DOYLESTOWN, Penn. - A skull found nearly four decades ago on the banks of the Delaware River has been identified thanks to advanced forensic testing which matched a man’s remains to his daughter, who currently lives in Florida.
Using forensic genetic genealogy, the investigation found that the skull belonged to Richard Thomas Alt, who was 31 years old when he was reported missing to the Trenton Police Department in early 1985.
At the time of his disappearance, Alt and his girlfriend were suspected homicide victims in New Jersey. Her body was discovered in April 1985 in the Delaware River; Alt was last seen on Christmas Eve in 1984 by his parents.
"I can’t even imagine wondering and worrying about a lost family member for even a day, let alone for 37 years. That wait is now over for Mr. Alt’s family," Bucks County District Attorney Weintraub said in a statement Monday. "I’m just glad that we could give them some peace of mind with this identification, and the eventual return of his remains to his family."

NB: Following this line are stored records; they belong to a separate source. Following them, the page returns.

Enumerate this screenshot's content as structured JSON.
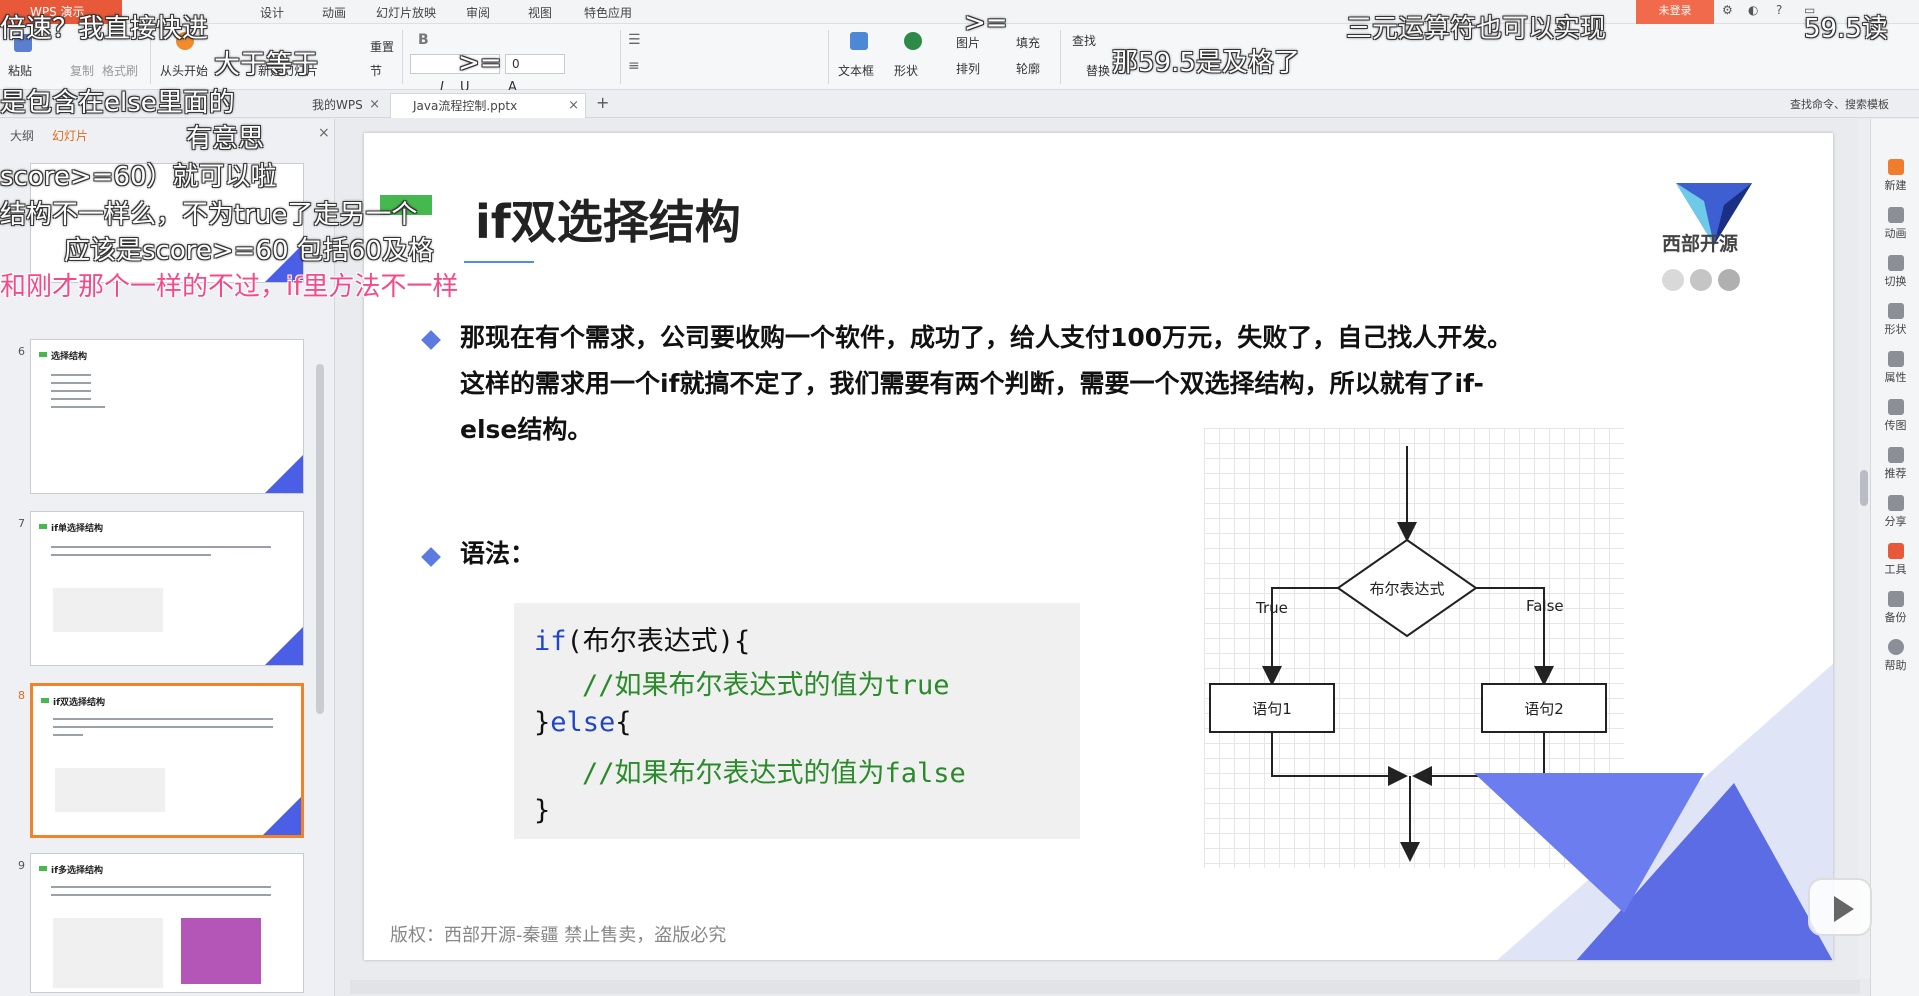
{
  "app": {
    "badge": "WPS 演示",
    "login": "未登录"
  },
  "menu": [
    "设计",
    "动画",
    "幻灯片放映",
    "审阅",
    "视图",
    "特色应用"
  ],
  "ribbon": {
    "paste": "粘贴",
    "copy": "复制",
    "format_painter": "格式刷",
    "from_start": "从头开始",
    "new_slide": "新建幻灯片",
    "reset": "重置",
    "section": "节",
    "font_size": "0",
    "textbox": "文本框",
    "shape": "形状",
    "picture": "图片",
    "fill": "填充",
    "arrange": "排列",
    "outline": "轮廓",
    "find": "查找",
    "replace": "替换"
  },
  "tabs": {
    "doc1": "我的WPS",
    "doc2": "Java流程控制.pptx",
    "add": "+",
    "search": "查找命令、搜索模板"
  },
  "left_pane": {
    "tab_outline": "大纲",
    "tab_slides": "幻灯片",
    "thumbs": [
      {
        "num": "6",
        "title": "选择结构"
      },
      {
        "num": "7",
        "title": "if单选择结构"
      },
      {
        "num": "8",
        "title": "if双选择结构"
      },
      {
        "num": "9",
        "title": "if多选择结构"
      }
    ]
  },
  "slide": {
    "title": "if双选择结构",
    "para1": "那现在有个需求，公司要收购一个软件，成功了，给人支付100万元，失败了，自己找人开发。",
    "para2": "这样的需求用一个if就搞不定了，我们需要有两个判断，需要一个双选择结构，所以就有了if-",
    "para3": "else结构。",
    "syntax_label": "语法：",
    "code": {
      "l1_kw": "if",
      "l1_tx": "(布尔表达式){",
      "l2": "//如果布尔表达式的值为true",
      "l3_tx1": "}",
      "l3_kw": "else",
      "l3_tx2": "{",
      "l4": "//如果布尔表达式的值为false",
      "l5": "}"
    },
    "footer": "版权：西部开源-秦疆    禁止售卖，盗版必究",
    "logo_text": "西部开源",
    "flowchart": {
      "decision": "布尔表达式",
      "true_label": "True",
      "false_label": "False",
      "stmt1": "语句1",
      "stmt2": "语句2"
    }
  },
  "right_sidebar": [
    "新建",
    "动画",
    "切换",
    "形状",
    "属性",
    "传图",
    "推荐",
    "分享",
    "工具",
    "备份",
    "帮助"
  ],
  "danmaku": [
    "倍速？我直接快进",
    "大于等于",
    "是包含在else里面的",
    "有意思",
    "score>=60）就可以啦",
    "结构不一样么，不为true了走另一个",
    "应该是score>=60 包括60及格",
    "和刚才那个一样的不过，if里方法不一样",
    ">=",
    "三元运算符也可以实现",
    "那59.5是及格了",
    "59.5读",
    ">="
  ]
}
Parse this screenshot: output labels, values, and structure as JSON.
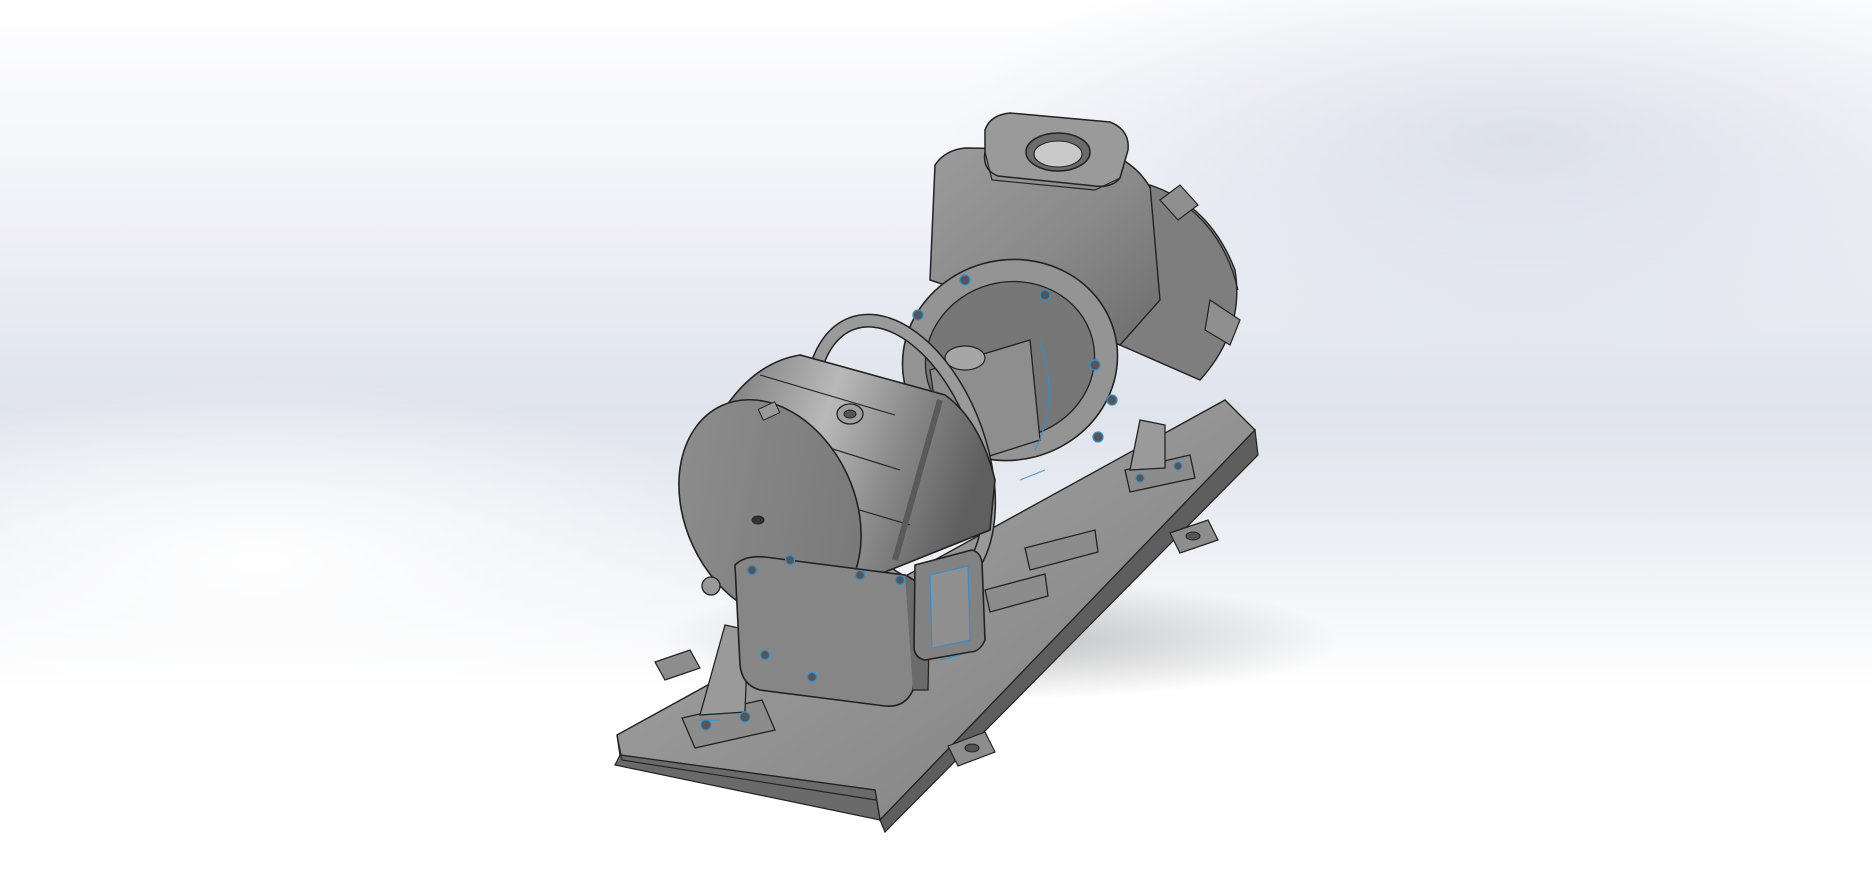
{
  "viewport": {
    "type": "cad-graphics-area",
    "background": {
      "top": "#ffffff",
      "middle": "#dfe3ec",
      "bottom": "#ffffff"
    },
    "model": {
      "name": "pump-motor-assembly-on-baseplate",
      "shading": "shaded-with-edges",
      "base_color": "#8a8a8a",
      "edge_color": "#1e1e1e",
      "highlight_edge_color": "#2f8fd0"
    }
  }
}
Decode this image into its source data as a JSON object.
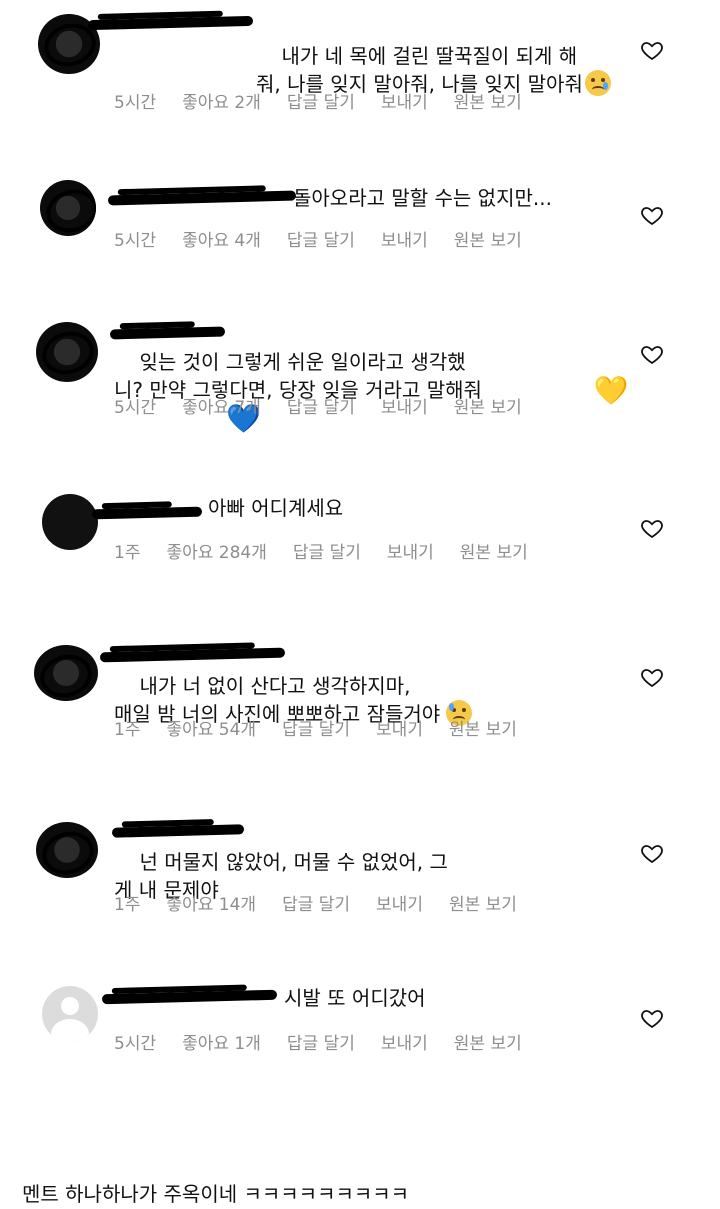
{
  "comments": [
    {
      "text": "내가 네 목에 걸린 딸꾹질이 되게 해\n줘, 나를 잊지 말아줘, 나를 잊지 말아줘",
      "emoji": "crying-face-emoji",
      "time": "5시간",
      "likes": "좋아요 2개",
      "reply": "답글 달기",
      "send": "보내기",
      "original": "원본 보기"
    },
    {
      "text": "돌아오라고 말할 수는 없지만...",
      "time": "5시간",
      "likes": "좋아요 4개",
      "reply": "답글 달기",
      "send": "보내기",
      "original": "원본 보기"
    },
    {
      "text": "잊는 것이 그렇게 쉬운 일이라고 생각했\n니? 만약 그렇다면, 당장 잊을 거라고 말해줘",
      "emoji_yellow": "💛",
      "emoji_blue": "💙",
      "time": "5시간",
      "likes": "좋아요 7개",
      "reply": "답글 달기",
      "send": "보내기",
      "original": "원본 보기"
    },
    {
      "text": "아빠 어디계세요",
      "time": "1주",
      "likes": "좋아요 284개",
      "reply": "답글 달기",
      "send": "보내기",
      "original": "원본 보기"
    },
    {
      "text": "내가 너 없이 산다고 생각하지마,\n매일 밤 너의 사진에 뽀뽀하고 잠들거야",
      "emoji": "sad-sweat-emoji",
      "time": "1주",
      "likes": "좋아요 54개",
      "reply": "답글 달기",
      "send": "보내기",
      "original": "원본 보기"
    },
    {
      "text": "넌 머물지 않았어, 머물 수 없었어, 그\n게 내 문제야",
      "time": "1주",
      "likes": "좋아요 14개",
      "reply": "답글 달기",
      "send": "보내기",
      "original": "원본 보기"
    },
    {
      "text": "시발 또 어디갔어",
      "time": "5시간",
      "likes": "좋아요 1개",
      "reply": "답글 달기",
      "send": "보내기",
      "original": "원본 보기"
    }
  ],
  "footer_caption": "멘트 하나하나가 주옥이네 ㅋㅋㅋㅋㅋㅋㅋㅋㅋ",
  "colors": {
    "meta_gray": "#8e8e8e",
    "text": "#111111"
  },
  "icons": {
    "like": "heart-outline-icon",
    "default_avatar": "default-avatar-icon"
  }
}
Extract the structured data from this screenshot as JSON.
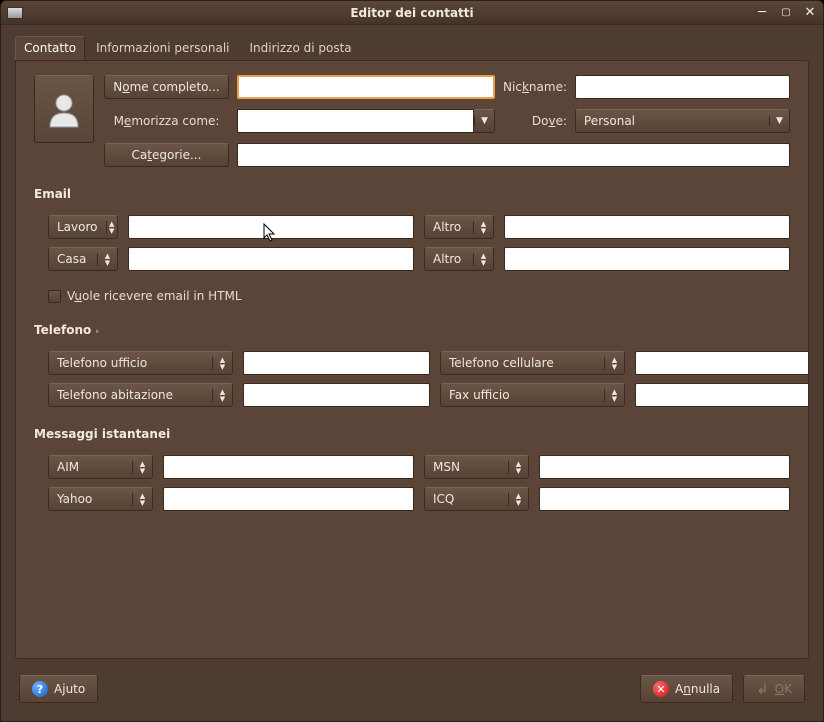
{
  "window": {
    "title": "Editor dei contatti"
  },
  "tabs": {
    "contact": "Contatto",
    "personal": "Informazioni personali",
    "mail": "Indirizzo di posta"
  },
  "identity": {
    "fullname_btn_pre": "N",
    "fullname_btn_u": "o",
    "fullname_btn_post": "me completo...",
    "nickname_label_pre": "Nic",
    "nickname_label_u": "k",
    "nickname_label_post": "name:",
    "fileas_label_pre": "M",
    "fileas_label_u": "e",
    "fileas_label_post": "morizza come:",
    "where_label_pre": "Do",
    "where_label_u": "v",
    "where_label_post": "e:",
    "where_value": "Personal",
    "categories_btn_pre": "Ca",
    "categories_btn_u": "t",
    "categories_btn_post": "egorie...",
    "fullname_value": "",
    "nickname_value": "",
    "fileas_value": "",
    "categories_value": ""
  },
  "email": {
    "title": "Email",
    "types": [
      "Lavoro",
      "Altro",
      "Casa",
      "Altro"
    ],
    "values": [
      "",
      "",
      "",
      ""
    ],
    "html_checkbox_pre": "V",
    "html_checkbox_u": "u",
    "html_checkbox_post": "ole ricevere email in HTML"
  },
  "phone": {
    "title": "Telefono",
    "types": [
      "Telefono ufficio",
      "Telefono cellulare",
      "Telefono abitazione",
      "Fax ufficio"
    ],
    "values": [
      "",
      "",
      "",
      ""
    ]
  },
  "im": {
    "title": "Messaggi istantanei",
    "types": [
      "AIM",
      "MSN",
      "Yahoo",
      "ICQ"
    ],
    "values": [
      "",
      "",
      "",
      ""
    ]
  },
  "footer": {
    "help_pre": "A",
    "help_u": "j",
    "help_post": "uto",
    "cancel_pre": "A",
    "cancel_u": "n",
    "cancel_post": "nulla",
    "ok_pre": "",
    "ok_u": "O",
    "ok_post": "K"
  }
}
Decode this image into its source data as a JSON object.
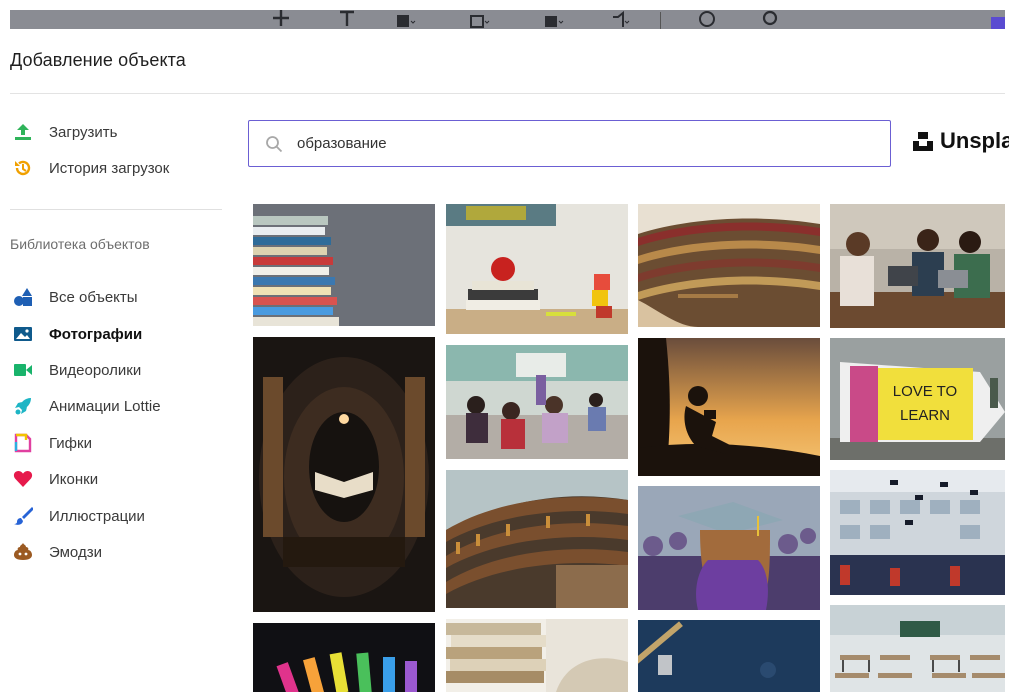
{
  "dialog": {
    "title": "Добавление объекта"
  },
  "sidebar": {
    "upload": {
      "label": "Загрузить",
      "icon": "upload-icon",
      "color": "#2fb45a"
    },
    "history": {
      "label": "История загрузок",
      "icon": "history-icon",
      "color": "#f0a000"
    },
    "library_label": "Библиотека объектов",
    "items": [
      {
        "label": "Все объекты",
        "icon": "shapes-icon",
        "active": false
      },
      {
        "label": "Фотографии",
        "icon": "photo-icon",
        "active": true
      },
      {
        "label": "Видеоролики",
        "icon": "video-icon",
        "active": false
      },
      {
        "label": "Анимации Lottie",
        "icon": "rocket-icon",
        "active": false
      },
      {
        "label": "Гифки",
        "icon": "gif-icon",
        "active": false
      },
      {
        "label": "Иконки",
        "icon": "heart-icon",
        "active": false
      },
      {
        "label": "Иллюстрации",
        "icon": "brush-icon",
        "active": false
      },
      {
        "label": "Эмодзи",
        "icon": "poop-emoji-icon",
        "active": false
      }
    ]
  },
  "search": {
    "value": "образование",
    "placeholder": ""
  },
  "provider": {
    "name": "Unsplash"
  },
  "photos": [
    {
      "subject": "stack of colorful books"
    },
    {
      "subject": "apple on books with alphabet blocks"
    },
    {
      "subject": "curved library bookshelves"
    },
    {
      "subject": "students with laptops at table"
    },
    {
      "subject": "book among spiral bookshelves"
    },
    {
      "subject": "classroom with students"
    },
    {
      "subject": "silhouette reading at sunset"
    },
    {
      "subject": "love to learn pencil"
    },
    {
      "subject": "library shelves curve"
    },
    {
      "subject": "graduate with cap"
    },
    {
      "subject": "graduates throwing caps"
    },
    {
      "subject": "colorful chalk"
    },
    {
      "subject": "stacked books"
    },
    {
      "subject": "blue desk with tools"
    },
    {
      "subject": "empty classroom"
    }
  ],
  "colors": {
    "accent": "#6b5fd3",
    "toolbar": "#8a8c93"
  }
}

Police originally launched an investigation in June 1986, after the human skull was found by a fisherman on the banks of the Delaware River near the Morrisville boat ramp, according to officials.
The fisherman brought the skull to police, but it would not fall into the possession of county detectives until October 2019 during a probe of a homicide investigation.
The Bucks County Coroner’s Office entered the skull into the National Missing and Unidentified Persons System (NamUs) database, and last year, detectives retrieved the skull from the Coroner’s Office and sent it to Othram, Inc. in Texas, for forensic genealogy testing.
Earlier this year, officials from Othram contacted detectives and told them they found a possible match to the skull on a public genealogy database where users can upload their DNA profile. A subsequent test comparing a 49-year-old woman's full DNA results with Alt's and confirmed a parent-child relationship.
The woman told Detectives she was 11 years old when her father, Richard Thomas Alt, went missing in Trenton.
"This would not have been possible but for the technical expertise that Othram provided to us, for free," Weintraub said. "I hope that this powerful combination of technology and genealogy becomes the template for solving cold and current cases now and in the future."
Alt's case was never solved. Authorities said they consider their investigation into Alt's death and disappearance "closed due to lack of evidence of any crime being committed in Bucks County."
This story was reported from Los Angeles.